On September 4th 1892, a man digging a flower bed at 26 Davies Street, Brunswick made the tragic discovery of a dead baby girls body buried in his back garden. Upon further investigation, police also uncovered the bodies of two baby boys buried at the Moreland property backing onto the Davies Street residence.
Frances Knorr, the previous tenant at the Moreland property, was well known by her neighbours to have cared for a succession of infants at the property, with one neighbour, a Mrs Minnerley, reporting Frances had even borrowed a spade from her around the estimated time frame of one of the murders.
Did the idea of murdering babies in her care occur to Frances when the strain of caring for them and her own struggles tempted her to do the unthinkable, or had it always been her sinister plan? Whatever the circumstances, Frances’s crimes were extremely cruel to both the innocent infants and their mothers. As a woman herself in a difficult situation, Frances cruely preyed on vulnerable women in similar circumstances.

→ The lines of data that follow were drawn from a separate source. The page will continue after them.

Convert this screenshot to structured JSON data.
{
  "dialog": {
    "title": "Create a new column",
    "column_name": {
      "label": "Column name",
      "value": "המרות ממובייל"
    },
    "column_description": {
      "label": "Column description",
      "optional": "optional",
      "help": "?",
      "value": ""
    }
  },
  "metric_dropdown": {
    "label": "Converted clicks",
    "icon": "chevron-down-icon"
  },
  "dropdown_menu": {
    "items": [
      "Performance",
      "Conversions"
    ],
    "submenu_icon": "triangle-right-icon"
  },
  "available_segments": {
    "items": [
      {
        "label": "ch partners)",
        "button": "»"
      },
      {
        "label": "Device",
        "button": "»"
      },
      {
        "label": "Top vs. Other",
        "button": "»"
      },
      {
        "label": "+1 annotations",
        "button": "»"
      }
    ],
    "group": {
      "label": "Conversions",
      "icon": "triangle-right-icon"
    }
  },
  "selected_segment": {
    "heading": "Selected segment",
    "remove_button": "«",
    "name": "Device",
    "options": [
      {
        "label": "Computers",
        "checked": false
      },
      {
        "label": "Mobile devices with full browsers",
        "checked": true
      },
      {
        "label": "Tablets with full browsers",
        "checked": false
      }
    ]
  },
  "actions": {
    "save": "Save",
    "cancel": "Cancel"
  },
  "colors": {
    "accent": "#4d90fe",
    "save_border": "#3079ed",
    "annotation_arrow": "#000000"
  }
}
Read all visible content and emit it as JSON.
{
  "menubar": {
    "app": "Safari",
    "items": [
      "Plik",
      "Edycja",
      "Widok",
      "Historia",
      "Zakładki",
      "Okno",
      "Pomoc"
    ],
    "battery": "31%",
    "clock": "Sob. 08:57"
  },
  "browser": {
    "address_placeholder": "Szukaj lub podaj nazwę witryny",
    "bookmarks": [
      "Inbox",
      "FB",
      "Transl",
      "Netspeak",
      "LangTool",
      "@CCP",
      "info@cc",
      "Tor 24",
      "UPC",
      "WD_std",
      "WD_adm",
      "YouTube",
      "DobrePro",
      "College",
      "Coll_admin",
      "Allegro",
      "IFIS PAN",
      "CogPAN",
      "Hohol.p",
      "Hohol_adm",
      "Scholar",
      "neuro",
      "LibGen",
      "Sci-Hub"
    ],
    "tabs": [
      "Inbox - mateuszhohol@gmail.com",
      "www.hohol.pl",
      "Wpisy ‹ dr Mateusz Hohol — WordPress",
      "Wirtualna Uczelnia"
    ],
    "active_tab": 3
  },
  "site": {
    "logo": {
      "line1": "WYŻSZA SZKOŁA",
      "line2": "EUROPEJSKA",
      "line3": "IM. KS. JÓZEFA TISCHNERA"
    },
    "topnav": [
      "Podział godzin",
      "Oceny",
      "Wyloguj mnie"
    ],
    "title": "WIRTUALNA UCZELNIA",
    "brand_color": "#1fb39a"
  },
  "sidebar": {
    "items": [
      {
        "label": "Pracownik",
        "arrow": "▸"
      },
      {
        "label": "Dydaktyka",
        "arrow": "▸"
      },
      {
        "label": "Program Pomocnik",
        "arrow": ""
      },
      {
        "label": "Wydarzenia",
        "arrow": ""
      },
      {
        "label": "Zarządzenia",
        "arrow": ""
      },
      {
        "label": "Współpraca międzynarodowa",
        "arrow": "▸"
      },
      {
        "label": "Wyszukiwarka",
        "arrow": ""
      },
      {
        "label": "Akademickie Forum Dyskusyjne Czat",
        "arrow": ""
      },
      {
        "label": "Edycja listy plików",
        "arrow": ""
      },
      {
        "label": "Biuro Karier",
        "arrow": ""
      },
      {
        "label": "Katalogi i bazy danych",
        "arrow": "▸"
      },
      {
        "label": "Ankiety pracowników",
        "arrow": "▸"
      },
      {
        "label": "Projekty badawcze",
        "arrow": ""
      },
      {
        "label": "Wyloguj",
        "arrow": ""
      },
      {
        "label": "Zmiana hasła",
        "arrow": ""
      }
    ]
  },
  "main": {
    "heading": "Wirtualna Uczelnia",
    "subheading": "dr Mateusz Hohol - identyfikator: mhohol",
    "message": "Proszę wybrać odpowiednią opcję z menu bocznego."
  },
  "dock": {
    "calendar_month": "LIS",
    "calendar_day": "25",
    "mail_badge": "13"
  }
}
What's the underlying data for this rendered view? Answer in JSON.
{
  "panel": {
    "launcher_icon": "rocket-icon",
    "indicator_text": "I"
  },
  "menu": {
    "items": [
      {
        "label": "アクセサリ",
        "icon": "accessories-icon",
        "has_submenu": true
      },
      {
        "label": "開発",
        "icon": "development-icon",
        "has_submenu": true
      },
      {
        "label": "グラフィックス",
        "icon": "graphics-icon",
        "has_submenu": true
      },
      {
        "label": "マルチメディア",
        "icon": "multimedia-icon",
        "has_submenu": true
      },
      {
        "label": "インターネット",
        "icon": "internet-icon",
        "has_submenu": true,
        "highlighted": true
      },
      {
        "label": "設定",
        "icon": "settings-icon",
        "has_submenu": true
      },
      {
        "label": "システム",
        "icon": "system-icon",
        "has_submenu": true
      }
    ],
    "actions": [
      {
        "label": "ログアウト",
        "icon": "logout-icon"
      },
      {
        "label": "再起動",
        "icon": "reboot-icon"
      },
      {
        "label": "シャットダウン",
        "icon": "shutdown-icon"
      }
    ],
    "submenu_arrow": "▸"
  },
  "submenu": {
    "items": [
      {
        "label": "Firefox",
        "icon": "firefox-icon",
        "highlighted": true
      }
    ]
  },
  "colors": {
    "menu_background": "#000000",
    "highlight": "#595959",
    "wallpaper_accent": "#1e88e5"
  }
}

Back in an era were unwed mothers could face social ostracization and had little acesss too public assistant, baby farming wasn’t unusual. While some of the caregivers provided adequate care for the infants, cases of neglect and abuse were unfortunately common and to a lesser extent even murder. Out of shame and stigma, some of the women whose children died were reluctant to report the deaths of their babies to the police, often accepting the baby farmers explanations that the child had passed away from sudden illness.
In the Frances Knorr case, the death of innocent babies wasn’t the only tragedy. The hangman assigned to carry out the hanging of Frances Knorr committed suicide after arguing with his wife, who was strongly opposed to the idea of Frances being hanged. Under the social climate at the time, many could understand the desperation single mothers faced and the hanging of Frances was a source of public disagreement and debate.
After the tragic suicide of the first appointed hangman, another hangman was found for the job and in 1893 Frances was hung for her crimes.
It was late in the evening and dark by the time I reached the Melbourne suburb of Brunswick. The sparce lighting gave the quiet Davis Street a slight eerie feel. I walked down the dimly lit street, the fresh smell of spring penetrating the night air. Locating number 26, I took a few photos, then hurried down a side street towards Moreland Road.
Though more of a main street, Moreland Road was also quiet and dimly lit. It was almost quite easy to imagine the secret horrors going on over a century earlier. No matter how peaceful a street may seem, you never know what may be going on behind closed doors.
Source of information:
The Advertiser. (Adelaide, SA: 1889-1931) Wed 4th October 1893. Page 5. Baby Farming in Melbourne. Retrieved from. http://trove.nla.gov.au